Ms Rossi-Snook brought representatives from Cornell Cooperative Extension to a City Council business session last week to explain the value of reefs not only in restoring the oyster population, but also in providing habitat for other species marines.
Ms. Rossi-Snook is a member of the school board, where she was involved in decisions regarding the installation of a new septic system.
Cornell Cooperative Marine Program Outreach Manager Kimberly Barbour and Marine Program Aquaculture Specialist Gregg Rivara participated in a program to provide a clean environment for fish, poultry and plants.
What the proponents want is an opportunity to start a pilot program in the waters surrounding the Dickerson Reserve, a location they believe would be relatively safe for placement of shells that provide protected habitat for oyster growth. . They mentioned other possible sites – the waters off Volunteer Park, First Causeway and Burns Road, but none seemed as viable as Dickerson, they said.
Bayman Tom Field said islanders who make their living on the water are not against the city’s creation of oyster reefs, and the issue has been discussed at baymen’s meetings.
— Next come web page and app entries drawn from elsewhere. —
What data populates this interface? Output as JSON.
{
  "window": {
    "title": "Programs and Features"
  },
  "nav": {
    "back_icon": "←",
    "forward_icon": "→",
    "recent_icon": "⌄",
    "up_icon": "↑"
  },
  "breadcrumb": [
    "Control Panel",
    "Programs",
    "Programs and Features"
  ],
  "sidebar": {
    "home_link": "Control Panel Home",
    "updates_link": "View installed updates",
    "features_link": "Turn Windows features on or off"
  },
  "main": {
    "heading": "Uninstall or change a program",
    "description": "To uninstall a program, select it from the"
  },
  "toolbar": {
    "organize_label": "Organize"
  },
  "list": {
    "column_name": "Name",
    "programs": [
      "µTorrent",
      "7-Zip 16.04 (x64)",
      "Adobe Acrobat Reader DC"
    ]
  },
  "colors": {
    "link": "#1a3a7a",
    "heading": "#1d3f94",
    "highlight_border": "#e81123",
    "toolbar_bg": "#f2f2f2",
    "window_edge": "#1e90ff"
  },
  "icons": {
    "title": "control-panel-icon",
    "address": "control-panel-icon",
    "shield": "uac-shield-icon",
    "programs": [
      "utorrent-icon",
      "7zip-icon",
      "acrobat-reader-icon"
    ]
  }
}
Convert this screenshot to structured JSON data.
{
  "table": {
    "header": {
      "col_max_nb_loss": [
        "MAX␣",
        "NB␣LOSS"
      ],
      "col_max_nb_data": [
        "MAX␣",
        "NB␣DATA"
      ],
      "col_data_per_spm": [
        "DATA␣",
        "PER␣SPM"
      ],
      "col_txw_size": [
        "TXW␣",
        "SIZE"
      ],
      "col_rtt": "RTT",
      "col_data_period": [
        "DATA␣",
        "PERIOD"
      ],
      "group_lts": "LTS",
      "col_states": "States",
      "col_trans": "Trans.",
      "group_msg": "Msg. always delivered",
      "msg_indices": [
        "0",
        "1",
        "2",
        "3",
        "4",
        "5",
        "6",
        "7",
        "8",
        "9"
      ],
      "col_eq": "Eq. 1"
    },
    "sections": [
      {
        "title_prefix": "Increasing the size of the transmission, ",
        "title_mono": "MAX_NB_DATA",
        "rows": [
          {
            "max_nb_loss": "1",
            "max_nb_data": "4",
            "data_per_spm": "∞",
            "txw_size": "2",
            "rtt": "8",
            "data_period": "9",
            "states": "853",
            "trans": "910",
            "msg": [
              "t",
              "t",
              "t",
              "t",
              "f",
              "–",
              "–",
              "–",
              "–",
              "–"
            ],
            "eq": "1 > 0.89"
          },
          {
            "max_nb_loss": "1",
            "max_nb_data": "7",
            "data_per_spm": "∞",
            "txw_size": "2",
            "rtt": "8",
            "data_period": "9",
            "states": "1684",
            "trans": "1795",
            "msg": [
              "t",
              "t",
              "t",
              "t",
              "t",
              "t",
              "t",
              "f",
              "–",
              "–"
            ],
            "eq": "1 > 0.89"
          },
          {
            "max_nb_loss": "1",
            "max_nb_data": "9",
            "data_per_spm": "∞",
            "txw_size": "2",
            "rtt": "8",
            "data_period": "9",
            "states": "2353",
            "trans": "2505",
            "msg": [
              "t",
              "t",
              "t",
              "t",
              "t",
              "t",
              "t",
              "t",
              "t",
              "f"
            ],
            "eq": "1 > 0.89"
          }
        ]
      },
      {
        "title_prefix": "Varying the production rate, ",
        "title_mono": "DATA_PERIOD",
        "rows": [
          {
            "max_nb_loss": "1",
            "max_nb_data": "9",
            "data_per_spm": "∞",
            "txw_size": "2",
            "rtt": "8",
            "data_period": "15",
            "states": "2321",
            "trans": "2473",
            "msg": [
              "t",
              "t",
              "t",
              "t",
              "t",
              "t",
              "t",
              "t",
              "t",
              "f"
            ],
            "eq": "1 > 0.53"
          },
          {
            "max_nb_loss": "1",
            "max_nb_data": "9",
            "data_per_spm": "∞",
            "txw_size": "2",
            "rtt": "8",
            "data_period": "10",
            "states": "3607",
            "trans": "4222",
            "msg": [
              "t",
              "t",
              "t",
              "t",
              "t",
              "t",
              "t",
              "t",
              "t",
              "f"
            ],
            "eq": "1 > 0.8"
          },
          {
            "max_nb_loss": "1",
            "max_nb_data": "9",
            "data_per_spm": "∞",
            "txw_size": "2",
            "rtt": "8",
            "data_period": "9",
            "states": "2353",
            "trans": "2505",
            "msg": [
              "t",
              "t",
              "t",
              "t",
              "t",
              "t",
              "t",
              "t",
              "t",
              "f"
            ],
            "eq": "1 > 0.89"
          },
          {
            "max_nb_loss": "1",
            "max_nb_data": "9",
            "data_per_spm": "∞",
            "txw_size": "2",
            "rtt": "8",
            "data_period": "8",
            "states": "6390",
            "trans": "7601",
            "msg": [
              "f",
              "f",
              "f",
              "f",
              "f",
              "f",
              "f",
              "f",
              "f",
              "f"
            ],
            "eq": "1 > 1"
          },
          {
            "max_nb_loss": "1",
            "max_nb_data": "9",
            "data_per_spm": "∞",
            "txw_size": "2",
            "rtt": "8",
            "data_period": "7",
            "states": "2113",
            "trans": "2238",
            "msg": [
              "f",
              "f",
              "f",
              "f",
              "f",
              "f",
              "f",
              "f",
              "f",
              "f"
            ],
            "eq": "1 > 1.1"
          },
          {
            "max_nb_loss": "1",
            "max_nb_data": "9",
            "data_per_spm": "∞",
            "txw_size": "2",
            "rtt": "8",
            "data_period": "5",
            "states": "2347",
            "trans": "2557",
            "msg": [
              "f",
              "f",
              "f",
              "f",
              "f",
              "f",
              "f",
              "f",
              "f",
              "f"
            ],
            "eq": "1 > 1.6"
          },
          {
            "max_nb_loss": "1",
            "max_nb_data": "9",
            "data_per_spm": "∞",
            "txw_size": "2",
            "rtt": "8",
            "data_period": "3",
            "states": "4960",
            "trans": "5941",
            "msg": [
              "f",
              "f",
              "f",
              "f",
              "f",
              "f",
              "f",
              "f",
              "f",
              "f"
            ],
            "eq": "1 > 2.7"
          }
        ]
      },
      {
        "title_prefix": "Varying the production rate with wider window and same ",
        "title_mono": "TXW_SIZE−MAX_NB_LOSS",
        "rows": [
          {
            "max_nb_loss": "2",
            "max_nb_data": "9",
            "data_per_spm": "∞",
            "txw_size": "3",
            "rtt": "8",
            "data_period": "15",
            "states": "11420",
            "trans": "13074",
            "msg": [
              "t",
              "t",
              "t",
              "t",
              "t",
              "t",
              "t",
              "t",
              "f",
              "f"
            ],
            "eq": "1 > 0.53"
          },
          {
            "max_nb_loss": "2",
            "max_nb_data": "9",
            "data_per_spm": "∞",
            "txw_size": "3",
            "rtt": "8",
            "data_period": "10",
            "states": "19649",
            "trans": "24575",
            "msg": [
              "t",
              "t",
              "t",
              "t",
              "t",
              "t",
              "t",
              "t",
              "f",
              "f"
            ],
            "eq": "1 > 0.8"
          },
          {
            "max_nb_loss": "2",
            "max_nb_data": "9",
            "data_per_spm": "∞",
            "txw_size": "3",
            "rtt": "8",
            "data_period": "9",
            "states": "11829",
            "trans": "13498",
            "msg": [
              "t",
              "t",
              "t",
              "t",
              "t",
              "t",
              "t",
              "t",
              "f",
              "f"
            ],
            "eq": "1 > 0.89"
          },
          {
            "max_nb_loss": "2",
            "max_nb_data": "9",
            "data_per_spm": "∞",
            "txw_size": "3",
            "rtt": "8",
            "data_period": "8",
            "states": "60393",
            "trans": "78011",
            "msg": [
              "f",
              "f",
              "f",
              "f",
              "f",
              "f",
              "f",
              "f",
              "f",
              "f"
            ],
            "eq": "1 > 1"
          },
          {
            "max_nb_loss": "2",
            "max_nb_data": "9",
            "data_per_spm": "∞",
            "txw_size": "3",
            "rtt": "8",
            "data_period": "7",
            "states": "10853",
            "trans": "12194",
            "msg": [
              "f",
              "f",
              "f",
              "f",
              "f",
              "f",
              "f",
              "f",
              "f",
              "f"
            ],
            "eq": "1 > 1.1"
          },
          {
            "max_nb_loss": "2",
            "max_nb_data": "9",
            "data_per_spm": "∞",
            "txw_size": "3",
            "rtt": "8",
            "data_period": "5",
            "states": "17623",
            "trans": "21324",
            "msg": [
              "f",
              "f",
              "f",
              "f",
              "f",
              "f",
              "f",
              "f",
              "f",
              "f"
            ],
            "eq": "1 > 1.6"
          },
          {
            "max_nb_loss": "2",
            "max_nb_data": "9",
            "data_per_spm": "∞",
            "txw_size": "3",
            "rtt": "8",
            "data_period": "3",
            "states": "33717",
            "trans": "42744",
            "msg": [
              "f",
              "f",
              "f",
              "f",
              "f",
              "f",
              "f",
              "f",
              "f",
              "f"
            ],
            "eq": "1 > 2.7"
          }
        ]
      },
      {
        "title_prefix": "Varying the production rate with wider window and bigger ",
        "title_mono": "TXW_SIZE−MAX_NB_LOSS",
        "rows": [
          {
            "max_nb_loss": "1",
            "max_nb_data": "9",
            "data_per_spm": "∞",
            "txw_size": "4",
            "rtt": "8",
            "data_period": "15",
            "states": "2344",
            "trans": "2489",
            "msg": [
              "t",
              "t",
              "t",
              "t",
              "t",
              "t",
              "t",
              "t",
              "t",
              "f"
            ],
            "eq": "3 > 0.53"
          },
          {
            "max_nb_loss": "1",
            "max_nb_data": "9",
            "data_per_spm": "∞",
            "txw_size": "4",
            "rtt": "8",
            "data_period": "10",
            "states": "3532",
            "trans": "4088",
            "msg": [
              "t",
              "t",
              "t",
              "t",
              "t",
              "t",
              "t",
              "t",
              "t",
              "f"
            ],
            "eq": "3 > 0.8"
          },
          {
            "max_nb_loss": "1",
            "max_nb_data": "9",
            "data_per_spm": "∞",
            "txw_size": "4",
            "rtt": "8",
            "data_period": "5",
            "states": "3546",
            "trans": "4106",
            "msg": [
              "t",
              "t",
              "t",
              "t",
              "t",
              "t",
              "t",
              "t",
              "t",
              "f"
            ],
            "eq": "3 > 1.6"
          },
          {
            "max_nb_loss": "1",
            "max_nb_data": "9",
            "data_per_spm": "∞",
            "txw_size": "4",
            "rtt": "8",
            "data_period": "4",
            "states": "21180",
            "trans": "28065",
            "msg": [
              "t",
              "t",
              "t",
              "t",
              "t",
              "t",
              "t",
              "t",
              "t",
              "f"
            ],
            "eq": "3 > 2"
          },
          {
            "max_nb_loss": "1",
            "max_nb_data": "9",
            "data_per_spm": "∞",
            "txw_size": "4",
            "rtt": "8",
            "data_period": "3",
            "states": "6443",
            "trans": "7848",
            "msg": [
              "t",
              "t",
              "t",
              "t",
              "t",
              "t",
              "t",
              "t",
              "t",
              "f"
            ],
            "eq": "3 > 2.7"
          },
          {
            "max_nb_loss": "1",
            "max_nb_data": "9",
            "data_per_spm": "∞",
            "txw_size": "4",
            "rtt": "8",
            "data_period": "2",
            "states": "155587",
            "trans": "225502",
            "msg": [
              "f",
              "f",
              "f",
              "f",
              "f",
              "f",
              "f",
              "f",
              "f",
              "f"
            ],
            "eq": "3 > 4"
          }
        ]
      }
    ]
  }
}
There are some concerns, but overall the band thinks it’s a good idea. Mr. Field has mentioned the concept to supervisors in the last three administrations.
The Baymen’s greatest concern is access to the bottom of the city bay and ensuring that the lands at the bottom of the city remain open and clear only to the residents of Shelter Island.
In the past, the baymen considered placing a reef at the head of the port of Coelces, “west of the stone wall”, where natural sets have been found in the past. Mr. Field suggested this place during the working session.
The reefs created would not be permanent structures, Rivara said. The larvae, placed on shells provided by restaurants, settled and developed until September. Sylvester Manor officials said they would provide shells for the program, Mr Rivara said.
Representatives from the Cornell Co-op said they will be bringing in island volunteers to act as stewards, helping place the shells as part of the Spat program, created to encourage community members to become environmental stewards by helping to restore seashells to the waters. Spats are tiny shellfish that settle on a shell.
The spat program would train volunteers to seed the shells with larvae and protect them as they grow. Cornell Cooperative offers workshops and provides volunteers with shellfish seeds and materials to grow shell gardens, either on their own waterfront or in a community spat garden.
“Conceptually, we’re all for it,” supervisor Gerry Siller said. He noted that there was $10,000 in the budget for shell restoration.
At the same time, the use of a site like the Dickerson Reservation raises questions about whether land purchased with Community Preservation Fund money can be used for this purpose. This is something that needs more exploration.